Have you heard about all the benefits of meditation but for whatever reason just haven’t been able to commit to a regular practice? Don’t throw in the towel yet! Today I will explain how two of my favorite activities I practice for my own physical and mental health are interconnected and the benefits they have. I feel like it’s very common for me to meet someone who has not tried meditating, does not like meditating, or someone who does not meditate often. One complaint I hear from people who try meditation a few times then throw in the towel is that they get very uncomfortable sitting down, or it is hard to sit still for so long. One suggestion I would offer anyone in this boat is to first prepare yourself physically for the mental act of meditation. It takes me back to my yoga training, when I learned that the asana limb of yoga (physical movement, or the one we know most commonly in the western world as “yoga”) was used by people long ago to prepare themselves to sit and meditate for hours on end. (Fun fact: There are eight limbs of yoga. We can discuss that at a different time.)  
I know there are folks out there that think yoga is also too difficult, or they aren’t flexible enough, don’t have enough time, etc., etc., and aren’t likely to practice a 20 minute yoga session to prepare for meditation. Although all of these are stories you are telling yourself and not the truth, I get it. Yoga can be a difficult practice to pick up on a whim. I have a solution! You can prepare yourself for a meditation session with a few quick stretches. And I can’t think of anyone who hasn’t felt the amazing benefits of a great stretch!  

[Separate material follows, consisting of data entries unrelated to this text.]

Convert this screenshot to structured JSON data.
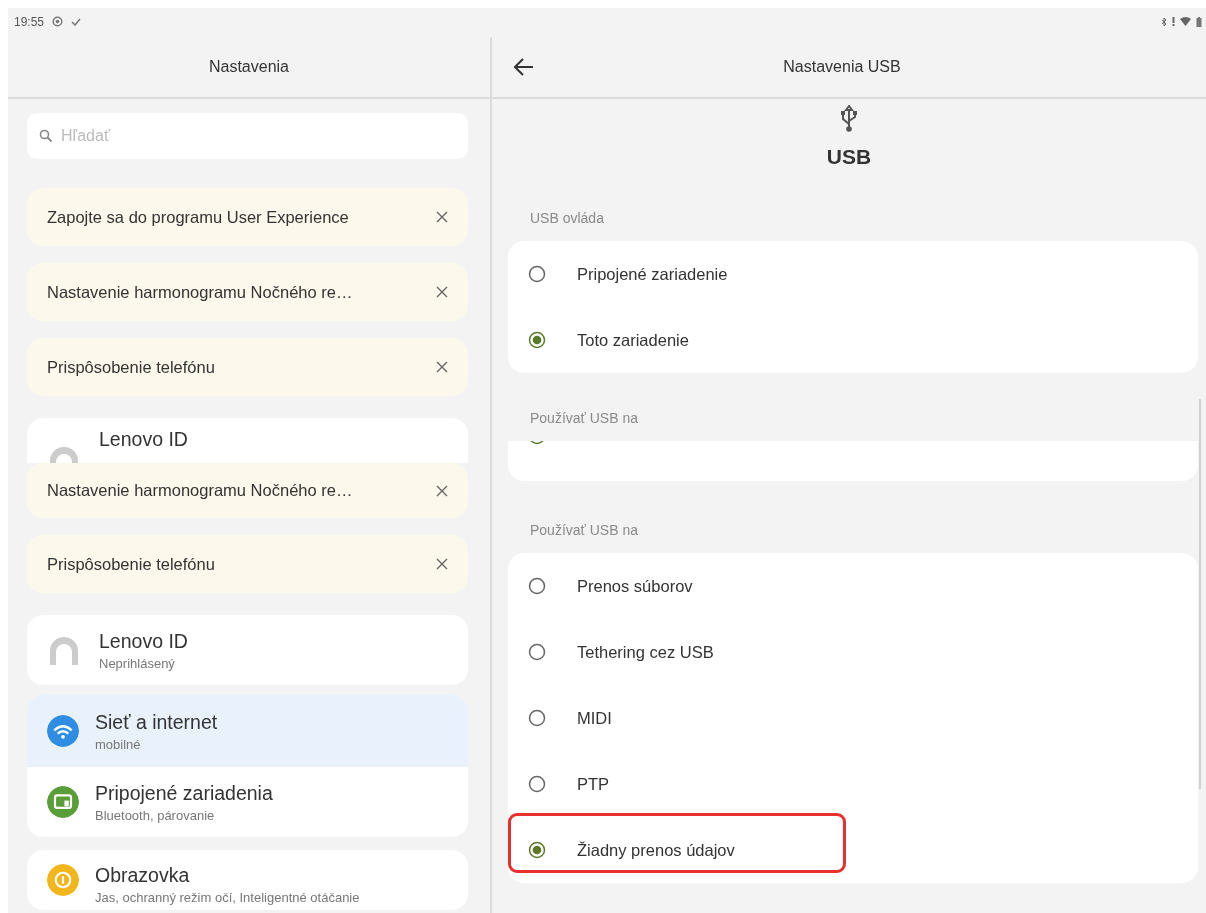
{
  "status_bar": {
    "time": "19:55"
  },
  "left_pane": {
    "title": "Nastavenia",
    "search": {
      "placeholder": "Hľadať"
    },
    "items": [
      {
        "kind": "suggestion",
        "title": "Zapojte sa do programu User Experience"
      },
      {
        "kind": "suggestion",
        "title": "Nastavenie harmonogramu Nočného re…"
      },
      {
        "kind": "suggestion",
        "title": "Prispôsobenie telefónu"
      },
      {
        "kind": "account-partial",
        "title": "Lenovo ID"
      },
      {
        "kind": "suggestion",
        "title": "Nastavenie harmonogramu Nočného re…"
      },
      {
        "kind": "suggestion",
        "title": "Prispôsobenie telefónu"
      },
      {
        "kind": "account",
        "title": "Lenovo ID",
        "subtitle": "Neprihlásený"
      },
      {
        "kind": "category",
        "title": "Sieť a internet",
        "subtitle": "mobilné",
        "color": "#2f8de4",
        "selected": true
      },
      {
        "kind": "category",
        "title": "Pripojené zariadenia",
        "subtitle": "Bluetooth, párovanie",
        "color": "#5a9e3a",
        "selected": false
      },
      {
        "kind": "category",
        "title": "Obrazovka",
        "subtitle": "Jas, ochranný režim očí, Inteligentné otáčanie",
        "color": "#f2b51c",
        "selected": false
      }
    ]
  },
  "right_pane": {
    "title": "Nastavenia USB",
    "header": "USB",
    "sections": [
      {
        "kind": "options",
        "heading": "USB ovláda",
        "options": [
          {
            "label": "Pripojené zariadenie",
            "selected": false,
            "highlighted": false
          },
          {
            "label": "Toto zariadenie",
            "selected": true,
            "highlighted": false
          }
        ]
      },
      {
        "kind": "sliver",
        "heading": "Používať USB na",
        "selected": true
      },
      {
        "kind": "options",
        "heading": "Používať USB na",
        "options": [
          {
            "label": "Prenos súborov",
            "selected": false,
            "highlighted": false
          },
          {
            "label": "Tethering cez USB",
            "selected": false,
            "highlighted": false
          },
          {
            "label": "MIDI",
            "selected": false,
            "highlighted": false
          },
          {
            "label": "PTP",
            "selected": false,
            "highlighted": false
          },
          {
            "label": "Žiadny prenos údajov",
            "selected": true,
            "highlighted": true
          }
        ]
      }
    ]
  }
}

Stretching provides excellent physical and mental preparation for meditation. This act can make your meditation sessions more productive and comfortable by working on your flexibility. You’ll be able to sit longer and more comfortably. Conversely, the act of stretching can bring about mindfulness and meditation within ourselves. See what the perfect combination of stretching and meditation can do for your total well-being. Physical Benefits of Stretching 1. Sit more comfortably. A limber body adjusts more easily to any pose. You’ll be able to relax on a chair or cushion. 2. Enhance your posture. Slumping in front of a computer or TV shortens and tightens your muscles. Stretching exercises will show you how to correct your alignment and carry your body weight more efficiently. You’ll look better and be protected from many common injuries. 3. Breathe more effectively. Controlling your breath while stretching will teach you how to breathe slower and deeper. Stretching also revs up your circulation. Let the blood and oxygen reach every part of your body. 4. Extend your sessions. Even a few minutes of meditation can produce dramatic results. However, the most valuable realizations often come from being able to sit for longer periods of time. Mental Benefits of Stretching  
1. Shift your attention inwards. Stretching promotes mindfulness. You notice your body and breathing. External cares drop away. 2. Heighten your awareness. Follow that inward path. You’ll find that your intuition grows stronger, while discovering greater self-knowledge. 3. Boost your energy levels. You’ve probably noticed that even small body movements can help you wake up when you start to drift off during a boring meeting. A long stretch is an ideal way to increase the energy flow throughout your body. 4. Reduce distractions. Put off worrying about the broken dishwasher or your child’s report card. You’ll see faster results from stretching when you engage both your body and mind. 5. Sharpen your concentration. Since stretching boosts your concentration, you can apply that ability to your meditation session and all other daily activities. Set a goal that you can focus on while meditating. See how long you can watch your breath. Bring your attention back each time you catch it drifting away. Sample Stretches to Help Meditation 1. Practice sitting poses. The traditional lotus position awakens your energy level and quiets your mind. If you’re just starting out, a half lotus or easy sitting pose (also known to those with kids as “criss cross applesauce”) will generate some of the same benefits. 2. Twist around. Twisting from the waist squeezes out toxins. It helps your circulatory system and internal organs function better. 3. Strengthen your core muscles. Many stretches invigorate muscles in your back and abdomen. You’ll lower your risk of back pain and have more energy for meditation and daily tasks. Start each morning with a series of sun salutations. (Ok, ok…sun salutations are considered yoga asanas but they are just such a good full body stretch!)
  4. Release neck tension. Sitting and sleeping in awkward positions can create chronic neck troubles. If you have difficulty lowering your head to your chest, gentle head rolls and other movements can put things back on track. 5. Soothe your shoulders. Similarly, many people get in the habit of keeping their shoulders raised. Try holding light weights in your hands to lower your shoulders. Aim to duplicate that feeling all day. 6. Wiggle your toes. You might be surprised to discover how much your toes can move once you give them a break from being squeezed into shoes all day. Curling and spreading your toes will cut down on foot pain and increase your balance. Recharge or begin your meditation practice by training for flexibility. Increasing your range of motion reduces stress and muscle soreness. You’ll feel more supple and peaceful during your meditation sessions and in the hours in between. It is my hope that in combining these two activities, you will set some new routines into your schedule as building blocks for a happier and healthier life!